§ **Assignment**: Give a verbatim quotation of every record.

─── Given entries

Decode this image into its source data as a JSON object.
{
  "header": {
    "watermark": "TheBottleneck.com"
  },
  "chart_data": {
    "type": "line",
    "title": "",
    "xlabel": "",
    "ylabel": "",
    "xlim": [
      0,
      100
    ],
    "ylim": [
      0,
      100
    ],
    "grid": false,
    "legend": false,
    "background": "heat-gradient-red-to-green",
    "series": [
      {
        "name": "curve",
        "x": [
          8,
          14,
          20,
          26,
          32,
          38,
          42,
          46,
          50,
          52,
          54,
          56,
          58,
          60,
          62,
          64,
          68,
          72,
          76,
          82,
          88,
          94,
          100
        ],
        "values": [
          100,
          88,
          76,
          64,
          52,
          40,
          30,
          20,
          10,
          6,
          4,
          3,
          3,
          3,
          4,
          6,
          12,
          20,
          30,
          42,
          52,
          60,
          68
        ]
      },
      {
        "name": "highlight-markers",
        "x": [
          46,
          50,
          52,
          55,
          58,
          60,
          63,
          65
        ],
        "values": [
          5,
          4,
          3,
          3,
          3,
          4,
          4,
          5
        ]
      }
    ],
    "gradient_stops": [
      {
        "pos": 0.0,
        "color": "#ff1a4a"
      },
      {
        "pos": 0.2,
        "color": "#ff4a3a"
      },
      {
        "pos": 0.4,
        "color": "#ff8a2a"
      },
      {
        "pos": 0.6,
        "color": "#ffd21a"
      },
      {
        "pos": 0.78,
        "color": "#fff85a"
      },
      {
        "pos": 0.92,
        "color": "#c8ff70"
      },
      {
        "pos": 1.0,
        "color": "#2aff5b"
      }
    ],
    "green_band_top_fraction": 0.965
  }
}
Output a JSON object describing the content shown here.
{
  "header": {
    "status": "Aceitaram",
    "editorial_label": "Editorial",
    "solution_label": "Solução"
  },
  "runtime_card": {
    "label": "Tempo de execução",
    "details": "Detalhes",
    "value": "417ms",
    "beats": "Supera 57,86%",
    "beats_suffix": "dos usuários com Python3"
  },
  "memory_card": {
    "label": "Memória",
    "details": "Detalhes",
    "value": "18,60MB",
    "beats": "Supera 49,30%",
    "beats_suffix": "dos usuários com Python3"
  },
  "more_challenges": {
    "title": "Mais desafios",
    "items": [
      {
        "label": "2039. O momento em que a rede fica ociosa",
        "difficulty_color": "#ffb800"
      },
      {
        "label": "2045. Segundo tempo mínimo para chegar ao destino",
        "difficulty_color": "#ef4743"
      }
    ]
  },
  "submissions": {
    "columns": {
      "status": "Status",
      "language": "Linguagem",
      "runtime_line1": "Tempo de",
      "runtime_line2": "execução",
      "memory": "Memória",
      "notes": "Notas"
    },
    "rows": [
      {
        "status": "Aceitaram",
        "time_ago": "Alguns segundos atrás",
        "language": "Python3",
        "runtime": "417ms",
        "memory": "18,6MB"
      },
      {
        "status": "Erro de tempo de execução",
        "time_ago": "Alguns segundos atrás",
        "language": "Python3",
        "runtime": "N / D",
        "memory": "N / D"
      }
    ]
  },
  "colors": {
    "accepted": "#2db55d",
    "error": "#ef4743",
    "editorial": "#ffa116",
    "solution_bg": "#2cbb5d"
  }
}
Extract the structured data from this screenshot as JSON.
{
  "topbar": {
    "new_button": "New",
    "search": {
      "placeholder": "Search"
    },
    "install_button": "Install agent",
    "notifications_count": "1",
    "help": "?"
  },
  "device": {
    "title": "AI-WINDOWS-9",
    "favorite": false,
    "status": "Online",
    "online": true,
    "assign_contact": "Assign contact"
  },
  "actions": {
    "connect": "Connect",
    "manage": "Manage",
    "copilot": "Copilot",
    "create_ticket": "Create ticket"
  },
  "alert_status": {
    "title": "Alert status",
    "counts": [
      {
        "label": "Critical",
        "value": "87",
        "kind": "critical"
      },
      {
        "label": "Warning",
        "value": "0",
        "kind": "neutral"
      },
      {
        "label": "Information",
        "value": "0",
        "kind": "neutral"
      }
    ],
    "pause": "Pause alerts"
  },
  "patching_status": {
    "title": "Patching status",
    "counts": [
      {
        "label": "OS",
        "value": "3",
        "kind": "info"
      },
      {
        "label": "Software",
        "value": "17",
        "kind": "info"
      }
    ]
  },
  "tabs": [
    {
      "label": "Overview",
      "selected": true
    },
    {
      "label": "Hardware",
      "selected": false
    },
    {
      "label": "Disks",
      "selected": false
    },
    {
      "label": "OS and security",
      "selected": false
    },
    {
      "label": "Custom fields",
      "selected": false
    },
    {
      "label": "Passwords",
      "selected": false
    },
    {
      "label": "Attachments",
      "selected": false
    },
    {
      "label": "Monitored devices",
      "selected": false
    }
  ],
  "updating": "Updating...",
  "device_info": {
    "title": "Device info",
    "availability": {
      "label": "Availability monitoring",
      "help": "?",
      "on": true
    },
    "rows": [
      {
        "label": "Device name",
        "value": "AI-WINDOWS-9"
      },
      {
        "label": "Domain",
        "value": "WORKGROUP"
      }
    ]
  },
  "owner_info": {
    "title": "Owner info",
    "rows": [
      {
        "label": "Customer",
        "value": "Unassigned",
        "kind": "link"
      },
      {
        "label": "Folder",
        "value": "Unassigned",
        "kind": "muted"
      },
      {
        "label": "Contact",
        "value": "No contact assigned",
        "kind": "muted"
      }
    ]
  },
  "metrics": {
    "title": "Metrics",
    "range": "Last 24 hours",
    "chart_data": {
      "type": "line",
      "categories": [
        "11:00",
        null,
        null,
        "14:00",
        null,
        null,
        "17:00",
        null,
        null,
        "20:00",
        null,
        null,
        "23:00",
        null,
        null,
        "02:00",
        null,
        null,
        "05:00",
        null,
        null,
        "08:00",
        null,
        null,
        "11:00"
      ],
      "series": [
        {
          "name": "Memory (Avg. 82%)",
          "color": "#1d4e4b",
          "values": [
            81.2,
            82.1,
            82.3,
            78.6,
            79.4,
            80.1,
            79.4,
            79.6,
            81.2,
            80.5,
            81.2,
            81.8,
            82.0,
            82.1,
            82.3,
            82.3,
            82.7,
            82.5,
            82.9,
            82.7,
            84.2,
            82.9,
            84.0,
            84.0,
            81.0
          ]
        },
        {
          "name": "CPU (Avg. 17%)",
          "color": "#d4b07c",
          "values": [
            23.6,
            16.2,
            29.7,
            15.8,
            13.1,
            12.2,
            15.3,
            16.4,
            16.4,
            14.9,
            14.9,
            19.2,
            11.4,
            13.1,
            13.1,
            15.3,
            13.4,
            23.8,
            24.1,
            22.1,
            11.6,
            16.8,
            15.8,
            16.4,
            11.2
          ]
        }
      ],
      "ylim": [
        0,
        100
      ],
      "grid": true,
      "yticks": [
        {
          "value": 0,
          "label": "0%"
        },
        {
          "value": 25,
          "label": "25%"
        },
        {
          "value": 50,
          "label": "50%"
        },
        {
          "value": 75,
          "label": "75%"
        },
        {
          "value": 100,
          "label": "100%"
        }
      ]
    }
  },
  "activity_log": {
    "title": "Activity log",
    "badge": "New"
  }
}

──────

§ **Solution for this exercise**:
Decode this image into its source data as a JSON object.
{
  "header": {
    "watermark": "TheBottleneck.com"
  },
  "chart_data": {
    "type": "line",
    "title": "",
    "xlabel": "",
    "ylabel": "",
    "xlim": [
      0,
      100
    ],
    "ylim": [
      0,
      100
    ],
    "grid": false,
    "legend": false,
    "background": "heat-gradient-red-to-green",
    "series": [
      {
        "name": "curve",
        "x": [
          8,
          14,
          20,
          26,
          32,
          38,
          42,
          46,
          50,
          52,
          54,
          56,
          58,
          60,
          62,
          64,
          68,
          72,
          76,
          82,
          88,
          94,
          100
        ],
        "values": [
          100,
          88,
          76,
          64,
          52,
          40,
          30,
          20,
          10,
          6,
          4,
          3,
          3,
          3,
          4,
          6,
          12,
          20,
          30,
          42,
          52,
          60,
          68
        ]
      },
      {
        "name": "highlight-markers",
        "x": [
          46,
          50,
          52,
          55,
          58,
          60,
          63,
          65
        ],
        "values": [
          5,
          4,
          3,
          3,
          3,
          4,
          4,
          5
        ]
      }
    ],
    "gradient_stops": [
      {
        "pos": 0.0,
        "color": "#ff1a4a"
      },
      {
        "pos": 0.2,
        "color": "#ff4a3a"
      },
      {
        "pos": 0.4,
        "color": "#ff8a2a"
      },
      {
        "pos": 0.6,
        "color": "#ffd21a"
      },
      {
        "pos": 0.78,
        "color": "#fff85a"
      },
      {
        "pos": 0.92,
        "color": "#c8ff70"
      },
      {
        "pos": 1.0,
        "color": "#2aff5b"
      }
    ],
    "green_band_top_fraction": 0.965
  }
}
Output a JSON object describing the content shown here.
{
  "header": {
    "status": "Aceitaram",
    "editorial_label": "Editorial",
    "solution_label": "Solução"
  },
  "runtime_card": {
    "label": "Tempo de execução",
    "details": "Detalhes",
    "value": "417ms",
    "beats": "Supera 57,86%",
    "beats_suffix": "dos usuários com Python3"
  },
  "memory_card": {
    "label": "Memória",
    "details": "Detalhes",
    "value": "18,60MB",
    "beats": "Supera 49,30%",
    "beats_suffix": "dos usuários com Python3"
  },
  "more_challenges": {
    "title": "Mais desafios",
    "items": [
      {
        "label": "2039. O momento em que a rede fica ociosa",
        "difficulty_color": "#ffb800"
      },
      {
        "label": "2045. Segundo tempo mínimo para chegar ao destino",
        "difficulty_color": "#ef4743"
      }
    ]
  },
  "submissions": {
    "columns": {
      "status": "Status",
      "language": "Linguagem",
      "runtime_line1": "Tempo de",
      "runtime_line2": "execução",
      "memory": "Memória",
      "notes": "Notas"
    },
    "rows": [
      {
        "status": "Aceitaram",
        "time_ago": "Alguns segundos atrás",
        "language": "Python3",
        "runtime": "417ms",
        "memory": "18,6MB"
      },
      {
        "status": "Erro de tempo de execução",
        "time_ago": "Alguns segundos atrás",
        "language": "Python3",
        "runtime": "N / D",
        "memory": "N / D"
      }
    ]
  },
  "colors": {
    "accepted": "#2db55d",
    "error": "#ef4743",
    "editorial": "#ffa116",
    "solution_bg": "#2cbb5d"
  }
}
Extract the structured data from this screenshot as JSON.
{
  "topbar": {
    "new_button": "New",
    "search": {
      "placeholder": "Search"
    },
    "install_button": "Install agent",
    "notifications_count": "1",
    "help": "?"
  },
  "device": {
    "title": "AI-WINDOWS-9",
    "favorite": false,
    "status": "Online",
    "online": true,
    "assign_contact": "Assign contact"
  },
  "actions": {
    "connect": "Connect",
    "manage": "Manage",
    "copilot": "Copilot",
    "create_ticket": "Create ticket"
  },
  "alert_status": {
    "title": "Alert status",
    "counts": [
      {
        "label": "Critical",
        "value": "87",
        "kind": "critical"
      },
      {
        "label": "Warning",
        "value": "0",
        "kind": "neutral"
      },
      {
        "label": "Information",
        "value": "0",
        "kind": "neutral"
      }
    ],
    "pause": "Pause alerts"
  },
  "patching_status": {
    "title": "Patching status",
    "counts": [
      {
        "label": "OS",
        "value": "3",
        "kind": "info"
      },
      {
        "label": "Software",
        "value": "17",
        "kind": "info"
      }
    ]
  },
  "tabs": [
    {
      "label": "Overview",
      "selected": true
    },
    {
      "label": "Hardware",
      "selected": false
    },
    {
      "label": "Disks",
      "selected": false
    },
    {
      "label": "OS and security",
      "selected": false
    },
    {
      "label": "Custom fields",
      "selected": false
    },
    {
      "label": "Passwords",
      "selected": false
    },
    {
      "label": "Attachments",
      "selected": false
    },
    {
      "label": "Monitored devices",
      "selected": false
    }
  ],
  "updating": "Updating...",
  "device_info": {
    "title": "Device info",
    "availability": {
      "label": "Availability monitoring",
      "help": "?",
      "on": true
    },
    "rows": [
      {
        "label": "Device name",
        "value": "AI-WINDOWS-9"
      },
      {
        "label": "Domain",
        "value": "WORKGROUP"
      }
    ]
  },
  "owner_info": {
    "title": "Owner info",
    "rows": [
      {
        "label": "Customer",
        "value": "Unassigned",
        "kind": "link"
      },
      {
        "label": "Folder",
        "value": "Unassigned",
        "kind": "muted"
      },
      {
        "label": "Contact",
        "value": "No contact assigned",
        "kind": "muted"
      }
    ]
  },
  "metrics": {
    "title": "Metrics",
    "range": "Last 24 hours",
    "chart_data": {
      "type": "line",
      "categories": [
        "11:00",
        null,
        null,
        "14:00",
        null,
        null,
        "17:00",
        null,
        null,
        "20:00",
        null,
        null,
        "23:00",
        null,
        null,
        "02:00",
        null,
        null,
        "05:00",
        null,
        null,
        "08:00",
        null,
        null,
        "11:00"
      ],
      "series": [
        {
          "name": "Memory (Avg. 82%)",
          "color": "#1d4e4b",
          "values": [
            81.2,
            82.1,
            82.3,
            78.6,
            79.4,
            80.1,
            79.4,
            79.6,
            81.2,
            80.5,
            81.2,
            81.8,
            82.0,
            82.1,
            82.3,
            82.3,
            82.7,
            82.5,
            82.9,
            82.7,
            84.2,
            82.9,
            84.0,
            84.0,
            81.0
          ]
        },
        {
          "name": "CPU (Avg. 17%)",
          "color": "#d4b07c",
          "values": [
            23.6,
            16.2,
            29.7,
            15.8,
            13.1,
            12.2,
            15.3,
            16.4,
            16.4,
            14.9,
            14.9,
            19.2,
            11.4,
            13.1,
            13.1,
            15.3,
            13.4,
            23.8,
            24.1,
            22.1,
            11.6,
            16.8,
            15.8,
            16.4,
            11.2
          ]
        }
      ],
      "ylim": [
        0,
        100
      ],
      "grid": true,
      "yticks": [
        {
          "value": 0,
          "label": "0%"
        },
        {
          "value": 25,
          "label": "25%"
        },
        {
          "value": 50,
          "label": "50%"
        },
        {
          "value": 75,
          "label": "75%"
        },
        {
          "value": 100,
          "label": "100%"
        }
      ]
    }
  },
  "activity_log": {
    "title": "Activity log",
    "badge": "New"
  }
}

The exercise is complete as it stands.